BEGIN

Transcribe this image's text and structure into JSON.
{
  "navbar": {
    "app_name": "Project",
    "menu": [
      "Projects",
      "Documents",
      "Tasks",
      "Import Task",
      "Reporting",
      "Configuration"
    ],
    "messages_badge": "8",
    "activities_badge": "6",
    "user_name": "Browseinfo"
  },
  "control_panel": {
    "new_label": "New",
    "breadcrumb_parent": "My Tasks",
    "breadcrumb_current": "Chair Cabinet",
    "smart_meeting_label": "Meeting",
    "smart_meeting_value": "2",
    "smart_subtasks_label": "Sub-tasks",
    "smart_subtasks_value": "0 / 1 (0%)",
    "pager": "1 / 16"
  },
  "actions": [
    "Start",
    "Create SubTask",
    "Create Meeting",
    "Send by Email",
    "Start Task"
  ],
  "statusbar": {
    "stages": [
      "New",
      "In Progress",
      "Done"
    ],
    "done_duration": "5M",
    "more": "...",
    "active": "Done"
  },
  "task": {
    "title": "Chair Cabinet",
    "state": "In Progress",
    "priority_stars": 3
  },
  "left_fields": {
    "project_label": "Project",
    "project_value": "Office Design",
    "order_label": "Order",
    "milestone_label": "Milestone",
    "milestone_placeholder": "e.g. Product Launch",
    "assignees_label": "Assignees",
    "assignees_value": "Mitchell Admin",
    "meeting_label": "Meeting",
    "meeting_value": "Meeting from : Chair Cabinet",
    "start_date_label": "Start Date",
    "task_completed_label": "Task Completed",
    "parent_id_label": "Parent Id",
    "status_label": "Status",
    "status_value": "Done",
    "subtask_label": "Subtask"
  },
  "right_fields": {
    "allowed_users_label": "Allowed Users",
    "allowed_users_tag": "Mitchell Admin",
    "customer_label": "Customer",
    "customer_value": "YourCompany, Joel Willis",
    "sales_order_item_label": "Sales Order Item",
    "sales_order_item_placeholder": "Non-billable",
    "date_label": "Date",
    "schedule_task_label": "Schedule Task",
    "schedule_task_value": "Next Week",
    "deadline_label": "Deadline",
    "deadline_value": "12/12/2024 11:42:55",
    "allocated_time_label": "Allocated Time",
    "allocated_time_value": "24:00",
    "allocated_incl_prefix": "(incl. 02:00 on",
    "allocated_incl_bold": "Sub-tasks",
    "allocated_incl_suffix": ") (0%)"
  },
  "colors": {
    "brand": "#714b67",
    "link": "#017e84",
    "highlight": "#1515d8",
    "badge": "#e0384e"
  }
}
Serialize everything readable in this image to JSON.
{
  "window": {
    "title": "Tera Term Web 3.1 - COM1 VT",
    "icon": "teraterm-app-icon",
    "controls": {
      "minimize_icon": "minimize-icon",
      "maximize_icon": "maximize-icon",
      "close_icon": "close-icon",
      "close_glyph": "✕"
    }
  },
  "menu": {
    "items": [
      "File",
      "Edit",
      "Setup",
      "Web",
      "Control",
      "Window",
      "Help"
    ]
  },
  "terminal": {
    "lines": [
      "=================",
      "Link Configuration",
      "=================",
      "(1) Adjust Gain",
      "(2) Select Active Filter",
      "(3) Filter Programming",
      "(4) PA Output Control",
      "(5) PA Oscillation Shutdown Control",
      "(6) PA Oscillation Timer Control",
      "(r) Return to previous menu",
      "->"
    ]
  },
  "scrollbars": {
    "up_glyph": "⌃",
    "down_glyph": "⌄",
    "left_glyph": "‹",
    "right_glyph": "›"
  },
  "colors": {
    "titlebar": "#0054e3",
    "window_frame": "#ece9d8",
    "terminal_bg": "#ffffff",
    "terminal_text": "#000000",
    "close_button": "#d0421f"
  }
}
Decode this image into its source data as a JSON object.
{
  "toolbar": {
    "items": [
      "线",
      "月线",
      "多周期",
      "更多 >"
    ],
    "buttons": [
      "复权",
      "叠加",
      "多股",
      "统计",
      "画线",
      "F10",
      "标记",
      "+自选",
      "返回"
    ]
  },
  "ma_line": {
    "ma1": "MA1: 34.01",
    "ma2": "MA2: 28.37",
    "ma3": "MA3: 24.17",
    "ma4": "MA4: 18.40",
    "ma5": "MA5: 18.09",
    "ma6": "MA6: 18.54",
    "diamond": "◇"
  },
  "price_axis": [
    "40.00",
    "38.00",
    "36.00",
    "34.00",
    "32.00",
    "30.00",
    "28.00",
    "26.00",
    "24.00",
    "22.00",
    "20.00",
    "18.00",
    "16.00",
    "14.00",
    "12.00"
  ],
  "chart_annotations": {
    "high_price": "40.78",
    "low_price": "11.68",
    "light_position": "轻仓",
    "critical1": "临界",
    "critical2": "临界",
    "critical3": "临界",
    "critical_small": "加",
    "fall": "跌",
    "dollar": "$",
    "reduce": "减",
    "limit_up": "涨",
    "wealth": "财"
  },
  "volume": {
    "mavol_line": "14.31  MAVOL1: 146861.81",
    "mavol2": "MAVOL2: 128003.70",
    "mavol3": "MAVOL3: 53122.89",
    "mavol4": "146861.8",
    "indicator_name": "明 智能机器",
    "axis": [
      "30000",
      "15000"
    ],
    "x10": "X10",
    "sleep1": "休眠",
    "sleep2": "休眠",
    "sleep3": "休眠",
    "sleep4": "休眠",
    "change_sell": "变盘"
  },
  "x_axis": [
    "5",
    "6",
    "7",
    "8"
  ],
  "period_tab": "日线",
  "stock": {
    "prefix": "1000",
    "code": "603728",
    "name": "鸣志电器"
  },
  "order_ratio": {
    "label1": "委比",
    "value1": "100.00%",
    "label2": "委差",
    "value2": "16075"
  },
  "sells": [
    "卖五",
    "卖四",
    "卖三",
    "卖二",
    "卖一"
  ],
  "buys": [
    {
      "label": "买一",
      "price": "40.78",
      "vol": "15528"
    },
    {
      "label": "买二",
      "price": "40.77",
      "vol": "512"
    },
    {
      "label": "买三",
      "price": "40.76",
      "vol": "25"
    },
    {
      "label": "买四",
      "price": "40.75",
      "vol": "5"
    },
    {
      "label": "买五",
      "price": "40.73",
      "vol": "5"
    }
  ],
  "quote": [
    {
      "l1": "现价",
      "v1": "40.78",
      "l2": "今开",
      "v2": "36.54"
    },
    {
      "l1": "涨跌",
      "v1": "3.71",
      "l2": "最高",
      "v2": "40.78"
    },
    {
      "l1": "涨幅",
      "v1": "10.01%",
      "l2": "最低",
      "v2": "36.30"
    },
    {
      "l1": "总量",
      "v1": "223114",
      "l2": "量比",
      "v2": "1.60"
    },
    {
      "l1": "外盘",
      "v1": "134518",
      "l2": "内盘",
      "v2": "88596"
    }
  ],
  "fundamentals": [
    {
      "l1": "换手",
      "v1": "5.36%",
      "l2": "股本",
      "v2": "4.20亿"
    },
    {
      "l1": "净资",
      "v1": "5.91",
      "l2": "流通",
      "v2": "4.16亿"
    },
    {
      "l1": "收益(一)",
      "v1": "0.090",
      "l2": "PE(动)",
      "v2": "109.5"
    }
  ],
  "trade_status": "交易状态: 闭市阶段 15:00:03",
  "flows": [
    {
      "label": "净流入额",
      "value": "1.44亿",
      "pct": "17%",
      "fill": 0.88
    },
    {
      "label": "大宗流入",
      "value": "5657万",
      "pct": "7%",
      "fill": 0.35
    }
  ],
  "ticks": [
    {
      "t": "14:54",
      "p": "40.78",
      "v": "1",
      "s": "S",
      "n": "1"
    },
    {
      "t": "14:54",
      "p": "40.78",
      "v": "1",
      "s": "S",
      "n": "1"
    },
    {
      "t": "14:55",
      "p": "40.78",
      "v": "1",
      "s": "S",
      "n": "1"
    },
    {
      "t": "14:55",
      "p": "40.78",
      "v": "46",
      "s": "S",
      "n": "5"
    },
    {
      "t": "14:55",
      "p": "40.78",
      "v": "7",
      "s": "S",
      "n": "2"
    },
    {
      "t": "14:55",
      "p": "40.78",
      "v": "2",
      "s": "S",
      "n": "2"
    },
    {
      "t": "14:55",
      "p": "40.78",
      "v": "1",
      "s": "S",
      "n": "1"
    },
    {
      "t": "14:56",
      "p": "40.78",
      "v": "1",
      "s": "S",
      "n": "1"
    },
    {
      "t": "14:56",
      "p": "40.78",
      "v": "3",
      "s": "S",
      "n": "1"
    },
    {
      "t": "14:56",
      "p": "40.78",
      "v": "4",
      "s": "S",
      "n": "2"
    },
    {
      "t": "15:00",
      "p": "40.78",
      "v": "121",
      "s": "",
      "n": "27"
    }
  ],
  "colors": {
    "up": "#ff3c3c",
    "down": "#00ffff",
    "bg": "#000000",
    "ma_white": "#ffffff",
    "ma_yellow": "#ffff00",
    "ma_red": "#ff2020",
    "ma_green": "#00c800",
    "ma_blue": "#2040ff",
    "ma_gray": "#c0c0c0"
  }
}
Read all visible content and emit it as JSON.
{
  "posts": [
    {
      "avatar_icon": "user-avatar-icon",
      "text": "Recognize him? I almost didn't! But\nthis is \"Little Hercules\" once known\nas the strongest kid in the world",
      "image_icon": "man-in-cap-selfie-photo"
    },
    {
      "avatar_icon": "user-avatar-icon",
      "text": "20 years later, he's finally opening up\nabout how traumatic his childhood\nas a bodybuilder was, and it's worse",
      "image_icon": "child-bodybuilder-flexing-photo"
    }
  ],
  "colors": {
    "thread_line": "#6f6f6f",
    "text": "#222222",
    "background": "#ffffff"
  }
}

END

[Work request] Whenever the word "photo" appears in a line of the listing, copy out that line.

[Written response]
      "image_icon": "man-in-cap-selfie-photo"
      "image_icon": "child-bodybuilder-flexing-photo"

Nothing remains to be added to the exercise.